Task instructions - From the line containing "Read all visible content and emit it as JSON." through the last line below, copy every line exactly, leaving out the pictures.

(Collection entries)
....

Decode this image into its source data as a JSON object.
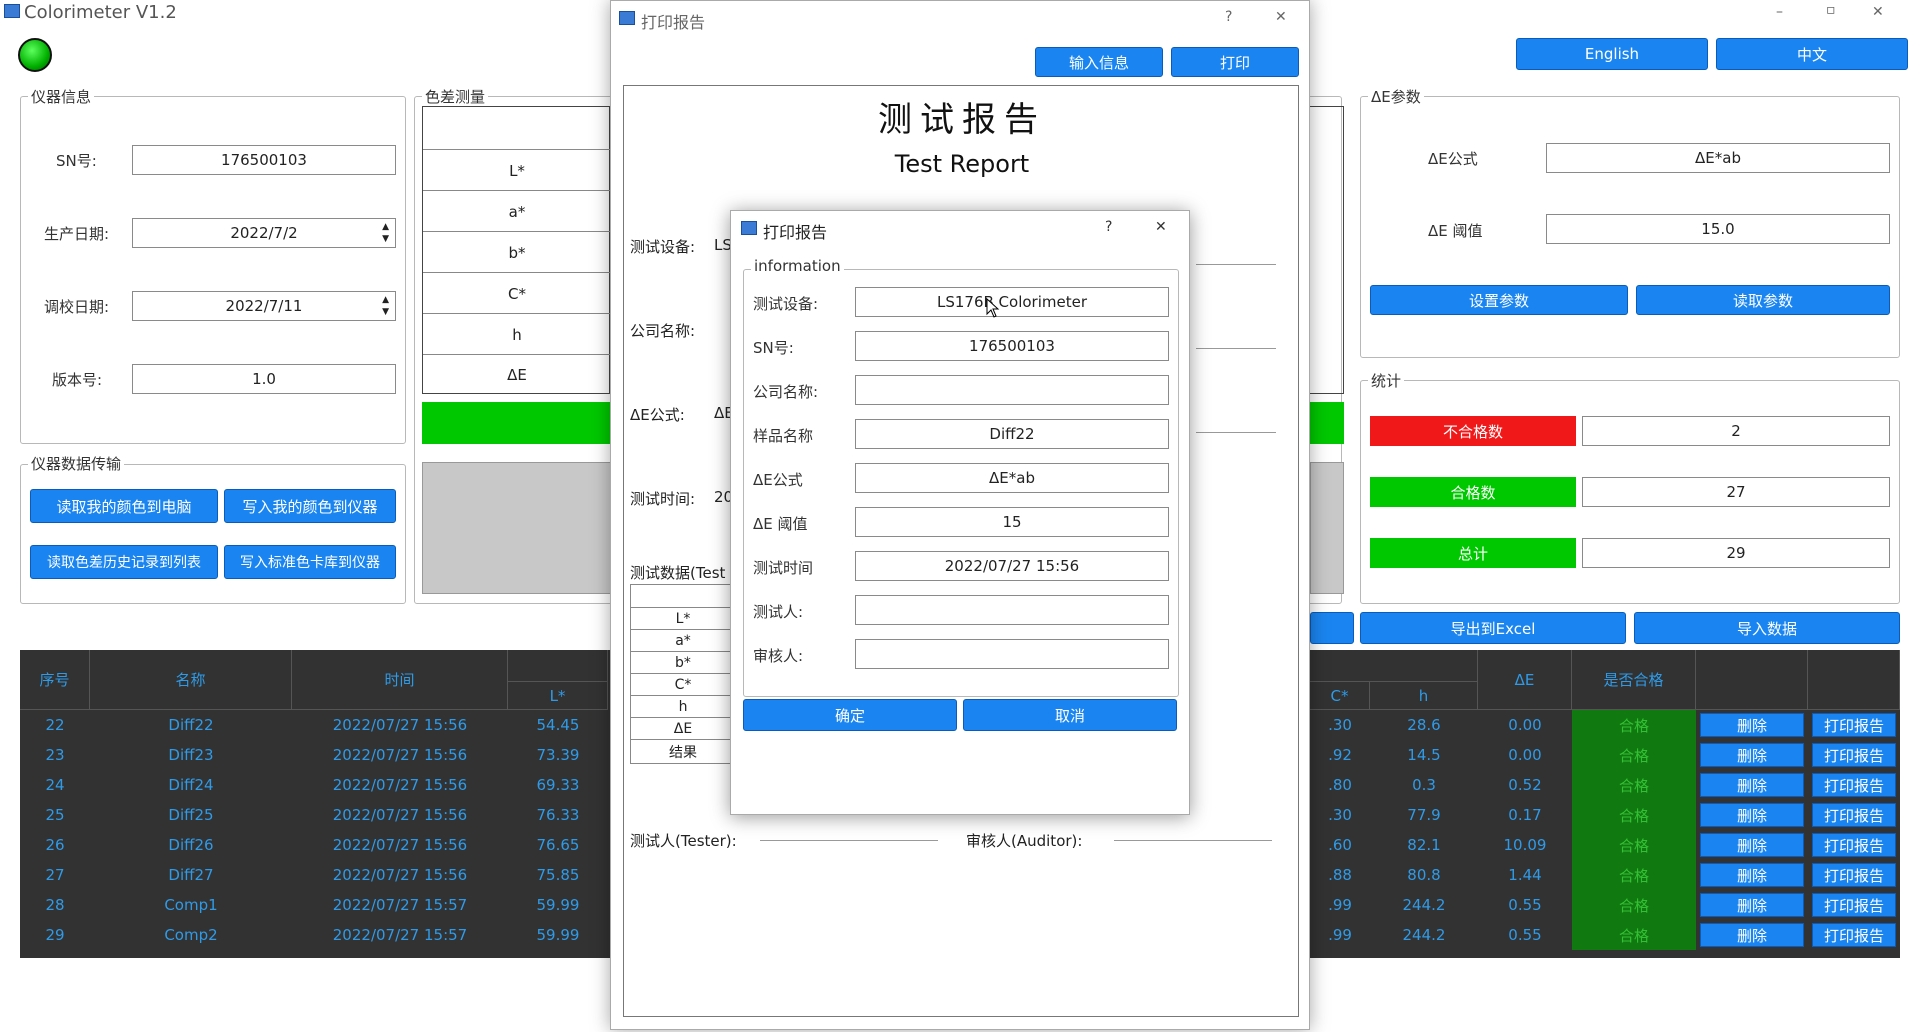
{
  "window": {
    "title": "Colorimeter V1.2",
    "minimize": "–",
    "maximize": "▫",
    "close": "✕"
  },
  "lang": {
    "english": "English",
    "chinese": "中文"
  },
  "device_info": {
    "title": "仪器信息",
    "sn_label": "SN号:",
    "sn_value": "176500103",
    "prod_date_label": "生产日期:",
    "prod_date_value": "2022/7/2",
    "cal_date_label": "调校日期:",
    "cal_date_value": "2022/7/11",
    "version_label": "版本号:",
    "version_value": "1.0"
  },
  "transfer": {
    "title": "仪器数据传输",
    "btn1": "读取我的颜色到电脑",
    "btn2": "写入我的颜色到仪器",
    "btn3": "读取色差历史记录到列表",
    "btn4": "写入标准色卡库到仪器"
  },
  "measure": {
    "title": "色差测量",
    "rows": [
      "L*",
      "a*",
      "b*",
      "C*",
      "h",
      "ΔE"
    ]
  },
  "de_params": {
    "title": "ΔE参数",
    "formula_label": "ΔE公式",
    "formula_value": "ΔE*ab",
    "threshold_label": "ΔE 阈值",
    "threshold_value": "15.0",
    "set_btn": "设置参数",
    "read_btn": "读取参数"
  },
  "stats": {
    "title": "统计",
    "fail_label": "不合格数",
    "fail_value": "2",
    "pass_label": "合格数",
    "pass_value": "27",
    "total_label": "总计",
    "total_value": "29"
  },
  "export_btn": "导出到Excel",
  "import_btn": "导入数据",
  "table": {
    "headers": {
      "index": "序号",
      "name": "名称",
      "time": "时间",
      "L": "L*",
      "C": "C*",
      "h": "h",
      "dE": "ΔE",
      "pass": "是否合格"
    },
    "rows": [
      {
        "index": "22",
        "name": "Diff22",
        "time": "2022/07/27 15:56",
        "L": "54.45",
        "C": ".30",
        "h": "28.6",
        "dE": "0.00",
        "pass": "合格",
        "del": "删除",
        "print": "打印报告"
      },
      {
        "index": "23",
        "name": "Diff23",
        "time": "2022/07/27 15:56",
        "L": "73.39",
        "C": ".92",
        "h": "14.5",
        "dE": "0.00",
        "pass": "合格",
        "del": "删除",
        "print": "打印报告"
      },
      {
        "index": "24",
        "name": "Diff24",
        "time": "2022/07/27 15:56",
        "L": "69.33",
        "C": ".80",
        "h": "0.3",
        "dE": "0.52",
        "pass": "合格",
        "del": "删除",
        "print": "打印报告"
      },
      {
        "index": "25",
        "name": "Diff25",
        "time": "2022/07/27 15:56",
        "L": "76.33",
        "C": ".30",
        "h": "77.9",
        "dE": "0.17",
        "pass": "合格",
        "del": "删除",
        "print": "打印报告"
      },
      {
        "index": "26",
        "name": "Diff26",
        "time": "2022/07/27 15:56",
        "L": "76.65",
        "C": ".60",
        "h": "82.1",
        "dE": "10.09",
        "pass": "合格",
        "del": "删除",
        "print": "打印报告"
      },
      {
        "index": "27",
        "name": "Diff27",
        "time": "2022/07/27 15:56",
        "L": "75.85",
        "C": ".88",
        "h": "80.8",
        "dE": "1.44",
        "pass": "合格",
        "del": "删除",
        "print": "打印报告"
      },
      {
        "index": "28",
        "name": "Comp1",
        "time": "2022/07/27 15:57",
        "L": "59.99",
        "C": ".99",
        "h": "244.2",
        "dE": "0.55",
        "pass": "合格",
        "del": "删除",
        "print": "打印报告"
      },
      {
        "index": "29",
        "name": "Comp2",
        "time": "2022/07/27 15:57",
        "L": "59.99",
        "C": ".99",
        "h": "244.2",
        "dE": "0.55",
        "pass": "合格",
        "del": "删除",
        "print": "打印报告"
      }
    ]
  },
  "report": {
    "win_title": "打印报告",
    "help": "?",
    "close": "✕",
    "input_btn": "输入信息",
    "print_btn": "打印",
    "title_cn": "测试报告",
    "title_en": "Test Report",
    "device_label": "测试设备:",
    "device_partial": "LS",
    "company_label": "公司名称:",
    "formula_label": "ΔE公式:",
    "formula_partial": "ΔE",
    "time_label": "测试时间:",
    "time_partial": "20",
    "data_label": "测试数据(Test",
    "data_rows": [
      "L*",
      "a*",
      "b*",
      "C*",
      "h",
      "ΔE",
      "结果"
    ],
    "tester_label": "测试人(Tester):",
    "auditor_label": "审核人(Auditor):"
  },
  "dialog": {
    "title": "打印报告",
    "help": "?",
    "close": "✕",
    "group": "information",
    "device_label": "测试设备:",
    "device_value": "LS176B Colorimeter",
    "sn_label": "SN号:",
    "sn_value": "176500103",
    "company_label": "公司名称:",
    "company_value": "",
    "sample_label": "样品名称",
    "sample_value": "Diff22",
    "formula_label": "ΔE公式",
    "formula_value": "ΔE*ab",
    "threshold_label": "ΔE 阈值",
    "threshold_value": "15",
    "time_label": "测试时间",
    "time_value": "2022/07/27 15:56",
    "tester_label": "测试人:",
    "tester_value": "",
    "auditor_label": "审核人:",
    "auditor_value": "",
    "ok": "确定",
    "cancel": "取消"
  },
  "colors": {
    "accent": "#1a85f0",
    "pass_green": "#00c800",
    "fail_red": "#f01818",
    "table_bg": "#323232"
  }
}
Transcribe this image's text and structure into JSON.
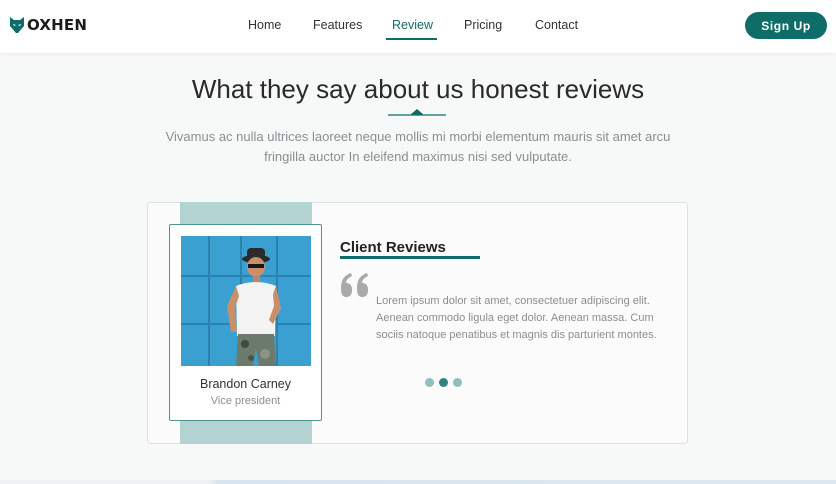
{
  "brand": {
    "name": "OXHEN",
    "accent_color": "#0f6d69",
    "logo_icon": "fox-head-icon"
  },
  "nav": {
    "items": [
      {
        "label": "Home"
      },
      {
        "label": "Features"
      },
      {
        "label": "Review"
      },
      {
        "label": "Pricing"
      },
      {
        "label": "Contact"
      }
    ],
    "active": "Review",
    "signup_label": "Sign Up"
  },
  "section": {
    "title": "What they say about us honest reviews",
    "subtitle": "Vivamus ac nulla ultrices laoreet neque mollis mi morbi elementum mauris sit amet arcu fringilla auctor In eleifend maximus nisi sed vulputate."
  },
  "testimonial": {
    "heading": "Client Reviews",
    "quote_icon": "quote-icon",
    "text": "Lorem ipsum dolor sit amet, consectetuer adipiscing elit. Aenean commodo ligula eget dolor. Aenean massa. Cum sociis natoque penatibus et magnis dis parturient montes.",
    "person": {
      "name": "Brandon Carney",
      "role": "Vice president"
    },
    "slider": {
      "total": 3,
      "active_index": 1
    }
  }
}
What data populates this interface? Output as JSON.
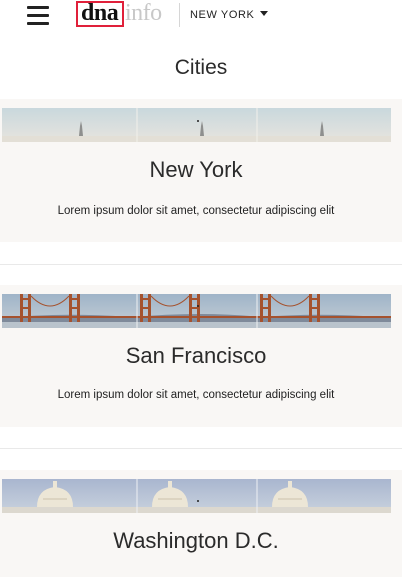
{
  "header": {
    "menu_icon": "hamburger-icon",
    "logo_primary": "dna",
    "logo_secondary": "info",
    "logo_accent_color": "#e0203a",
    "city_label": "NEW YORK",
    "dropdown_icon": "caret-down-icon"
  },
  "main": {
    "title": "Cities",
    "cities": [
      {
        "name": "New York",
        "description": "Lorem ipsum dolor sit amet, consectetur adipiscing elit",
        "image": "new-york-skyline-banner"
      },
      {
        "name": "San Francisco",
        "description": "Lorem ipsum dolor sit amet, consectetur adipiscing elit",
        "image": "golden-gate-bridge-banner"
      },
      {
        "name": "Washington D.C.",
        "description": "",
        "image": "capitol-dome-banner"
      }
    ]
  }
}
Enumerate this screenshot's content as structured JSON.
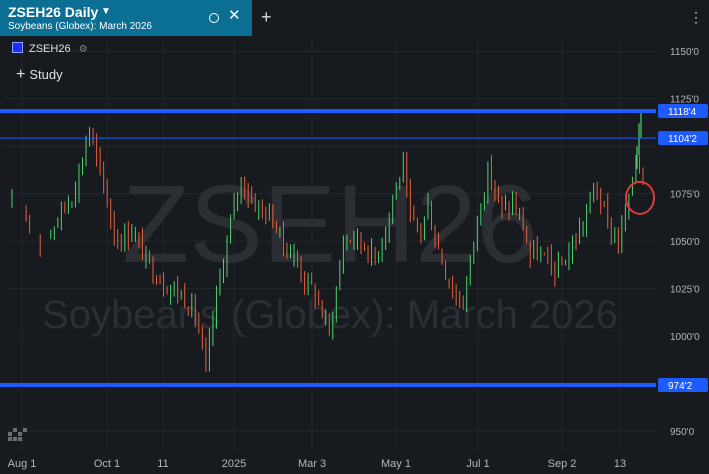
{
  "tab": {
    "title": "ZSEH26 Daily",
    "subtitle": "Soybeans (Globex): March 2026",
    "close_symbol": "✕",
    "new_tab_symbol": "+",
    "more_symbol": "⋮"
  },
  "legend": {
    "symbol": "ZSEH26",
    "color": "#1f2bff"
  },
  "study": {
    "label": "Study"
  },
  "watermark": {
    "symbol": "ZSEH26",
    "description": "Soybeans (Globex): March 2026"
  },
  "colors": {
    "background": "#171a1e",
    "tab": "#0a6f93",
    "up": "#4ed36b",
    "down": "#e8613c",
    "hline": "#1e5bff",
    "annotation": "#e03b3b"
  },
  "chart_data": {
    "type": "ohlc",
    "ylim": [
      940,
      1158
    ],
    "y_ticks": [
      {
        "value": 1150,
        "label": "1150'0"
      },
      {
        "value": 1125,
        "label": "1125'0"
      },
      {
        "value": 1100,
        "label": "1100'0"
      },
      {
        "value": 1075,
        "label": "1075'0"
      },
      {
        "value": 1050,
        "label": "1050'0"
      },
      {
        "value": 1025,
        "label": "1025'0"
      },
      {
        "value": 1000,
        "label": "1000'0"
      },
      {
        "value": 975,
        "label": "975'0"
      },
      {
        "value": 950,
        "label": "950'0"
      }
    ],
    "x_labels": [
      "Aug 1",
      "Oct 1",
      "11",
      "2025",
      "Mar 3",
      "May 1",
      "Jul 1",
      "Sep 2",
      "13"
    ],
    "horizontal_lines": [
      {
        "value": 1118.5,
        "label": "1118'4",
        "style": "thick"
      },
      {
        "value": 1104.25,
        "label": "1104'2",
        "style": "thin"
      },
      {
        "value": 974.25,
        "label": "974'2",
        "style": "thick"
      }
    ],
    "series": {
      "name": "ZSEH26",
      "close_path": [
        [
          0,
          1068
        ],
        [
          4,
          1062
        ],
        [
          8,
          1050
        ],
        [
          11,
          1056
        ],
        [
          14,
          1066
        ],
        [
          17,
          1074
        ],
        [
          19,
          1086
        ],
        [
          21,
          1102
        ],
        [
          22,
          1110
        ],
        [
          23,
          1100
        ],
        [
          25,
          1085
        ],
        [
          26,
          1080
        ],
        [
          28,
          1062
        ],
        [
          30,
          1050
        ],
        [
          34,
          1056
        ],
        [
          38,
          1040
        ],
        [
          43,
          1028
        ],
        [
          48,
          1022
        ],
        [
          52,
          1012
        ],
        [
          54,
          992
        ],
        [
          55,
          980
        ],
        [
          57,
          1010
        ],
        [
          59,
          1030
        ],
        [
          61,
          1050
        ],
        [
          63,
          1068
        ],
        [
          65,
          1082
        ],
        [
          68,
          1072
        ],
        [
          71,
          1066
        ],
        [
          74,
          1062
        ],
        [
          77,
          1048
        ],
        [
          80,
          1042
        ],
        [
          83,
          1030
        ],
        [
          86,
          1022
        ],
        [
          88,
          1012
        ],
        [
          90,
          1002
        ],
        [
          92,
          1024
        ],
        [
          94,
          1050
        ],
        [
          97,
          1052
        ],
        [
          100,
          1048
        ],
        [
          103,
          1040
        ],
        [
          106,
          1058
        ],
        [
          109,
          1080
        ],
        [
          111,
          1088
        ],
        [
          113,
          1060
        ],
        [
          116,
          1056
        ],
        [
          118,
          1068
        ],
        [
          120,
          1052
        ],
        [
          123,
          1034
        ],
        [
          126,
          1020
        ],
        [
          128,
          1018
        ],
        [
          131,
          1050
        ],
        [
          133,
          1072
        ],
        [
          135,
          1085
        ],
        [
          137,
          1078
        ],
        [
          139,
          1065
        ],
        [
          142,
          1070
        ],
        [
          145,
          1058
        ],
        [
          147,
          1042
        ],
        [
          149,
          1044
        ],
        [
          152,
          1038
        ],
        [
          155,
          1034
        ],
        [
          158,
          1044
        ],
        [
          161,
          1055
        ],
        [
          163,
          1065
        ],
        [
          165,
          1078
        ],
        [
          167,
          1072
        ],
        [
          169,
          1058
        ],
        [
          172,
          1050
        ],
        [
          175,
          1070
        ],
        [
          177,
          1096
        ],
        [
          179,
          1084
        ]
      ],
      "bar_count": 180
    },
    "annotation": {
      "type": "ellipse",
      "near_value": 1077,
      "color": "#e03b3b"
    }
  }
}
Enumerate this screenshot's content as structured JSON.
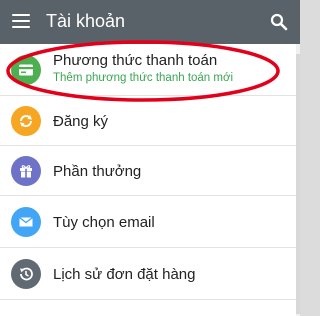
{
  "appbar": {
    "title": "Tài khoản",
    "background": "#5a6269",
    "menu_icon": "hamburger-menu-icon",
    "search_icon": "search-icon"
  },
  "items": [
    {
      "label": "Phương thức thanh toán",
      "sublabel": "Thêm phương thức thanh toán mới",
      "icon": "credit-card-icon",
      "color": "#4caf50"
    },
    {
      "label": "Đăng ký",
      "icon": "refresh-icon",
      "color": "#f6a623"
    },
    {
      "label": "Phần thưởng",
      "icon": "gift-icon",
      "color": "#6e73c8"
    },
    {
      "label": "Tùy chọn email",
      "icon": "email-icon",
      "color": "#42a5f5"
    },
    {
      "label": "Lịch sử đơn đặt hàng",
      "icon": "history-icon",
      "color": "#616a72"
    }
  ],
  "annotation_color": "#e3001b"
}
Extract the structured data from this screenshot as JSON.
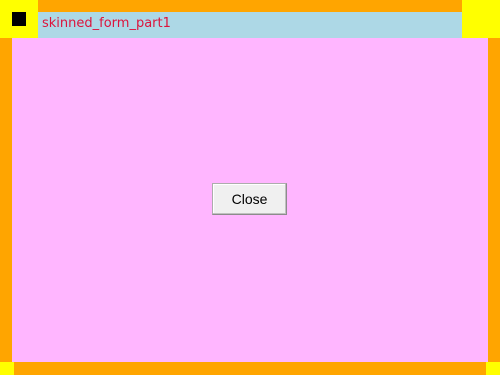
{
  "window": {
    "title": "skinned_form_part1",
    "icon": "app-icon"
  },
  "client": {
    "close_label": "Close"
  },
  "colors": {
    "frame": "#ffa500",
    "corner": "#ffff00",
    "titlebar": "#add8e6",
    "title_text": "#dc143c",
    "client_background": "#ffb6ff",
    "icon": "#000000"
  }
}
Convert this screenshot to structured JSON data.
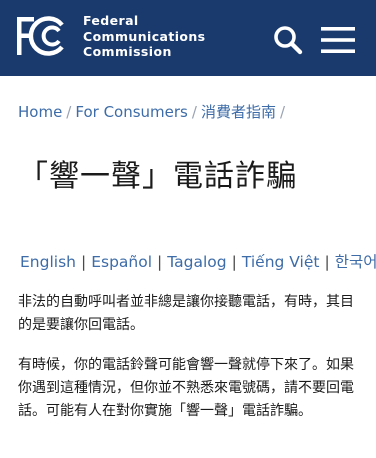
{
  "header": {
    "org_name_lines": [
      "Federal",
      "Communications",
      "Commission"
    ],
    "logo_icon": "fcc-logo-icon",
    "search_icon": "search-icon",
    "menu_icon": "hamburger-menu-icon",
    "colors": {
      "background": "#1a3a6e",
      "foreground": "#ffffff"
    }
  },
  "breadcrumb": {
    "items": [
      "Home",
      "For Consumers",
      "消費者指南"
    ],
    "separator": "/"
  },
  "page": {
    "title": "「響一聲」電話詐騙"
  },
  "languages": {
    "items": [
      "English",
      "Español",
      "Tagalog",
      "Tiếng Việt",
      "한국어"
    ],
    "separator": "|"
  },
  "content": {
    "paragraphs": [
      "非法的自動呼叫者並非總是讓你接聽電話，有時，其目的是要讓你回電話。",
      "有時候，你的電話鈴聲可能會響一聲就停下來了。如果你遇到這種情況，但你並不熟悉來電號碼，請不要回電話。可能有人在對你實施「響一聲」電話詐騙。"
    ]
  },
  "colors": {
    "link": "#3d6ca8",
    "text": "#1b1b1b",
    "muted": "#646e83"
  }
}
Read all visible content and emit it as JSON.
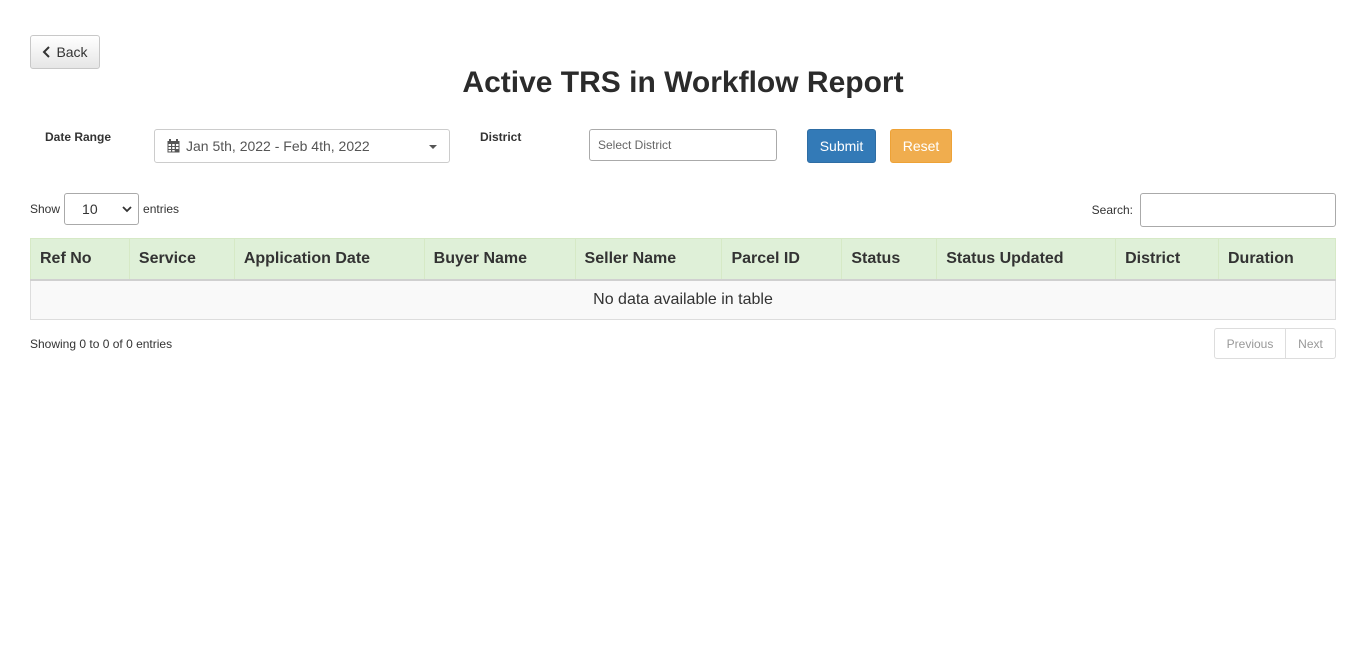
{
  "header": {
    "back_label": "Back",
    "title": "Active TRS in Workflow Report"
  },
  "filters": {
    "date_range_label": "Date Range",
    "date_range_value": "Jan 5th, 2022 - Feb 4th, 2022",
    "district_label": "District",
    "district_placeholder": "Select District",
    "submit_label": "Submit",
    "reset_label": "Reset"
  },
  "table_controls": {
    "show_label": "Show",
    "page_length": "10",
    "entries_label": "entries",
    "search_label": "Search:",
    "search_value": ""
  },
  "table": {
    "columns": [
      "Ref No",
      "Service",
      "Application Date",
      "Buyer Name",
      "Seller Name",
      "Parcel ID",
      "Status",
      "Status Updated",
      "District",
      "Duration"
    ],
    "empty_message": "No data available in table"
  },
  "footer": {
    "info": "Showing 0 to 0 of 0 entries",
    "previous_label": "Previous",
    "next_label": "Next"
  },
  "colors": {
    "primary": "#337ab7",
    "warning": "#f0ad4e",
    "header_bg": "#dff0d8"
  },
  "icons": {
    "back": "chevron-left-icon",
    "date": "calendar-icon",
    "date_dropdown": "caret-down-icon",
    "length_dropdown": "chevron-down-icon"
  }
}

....

Answer for this exercise -
Read all visible content and emit it as JSON.
{
  "header": {
    "back_label": "Back",
    "title": "Active TRS in Workflow Report"
  },
  "filters": {
    "date_range_label": "Date Range",
    "date_range_value": "Jan 5th, 2022 - Feb 4th, 2022",
    "district_label": "District",
    "district_placeholder": "Select District",
    "submit_label": "Submit",
    "reset_label": "Reset"
  },
  "table_controls": {
    "show_label": "Show",
    "page_length": "10",
    "entries_label": "entries",
    "search_label": "Search:",
    "search_value": ""
  },
  "table": {
    "columns": [
      "Ref No",
      "Service",
      "Application Date",
      "Buyer Name",
      "Seller Name",
      "Parcel ID",
      "Status",
      "Status Updated",
      "District",
      "Duration"
    ],
    "empty_message": "No data available in table"
  },
  "footer": {
    "info": "Showing 0 to 0 of 0 entries",
    "previous_label": "Previous",
    "next_label": "Next"
  },
  "colors": {
    "primary": "#337ab7",
    "warning": "#f0ad4e",
    "header_bg": "#dff0d8"
  },
  "icons": {
    "back": "chevron-left-icon",
    "date": "calendar-icon",
    "date_dropdown": "caret-down-icon",
    "length_dropdown": "chevron-down-icon"
  }
}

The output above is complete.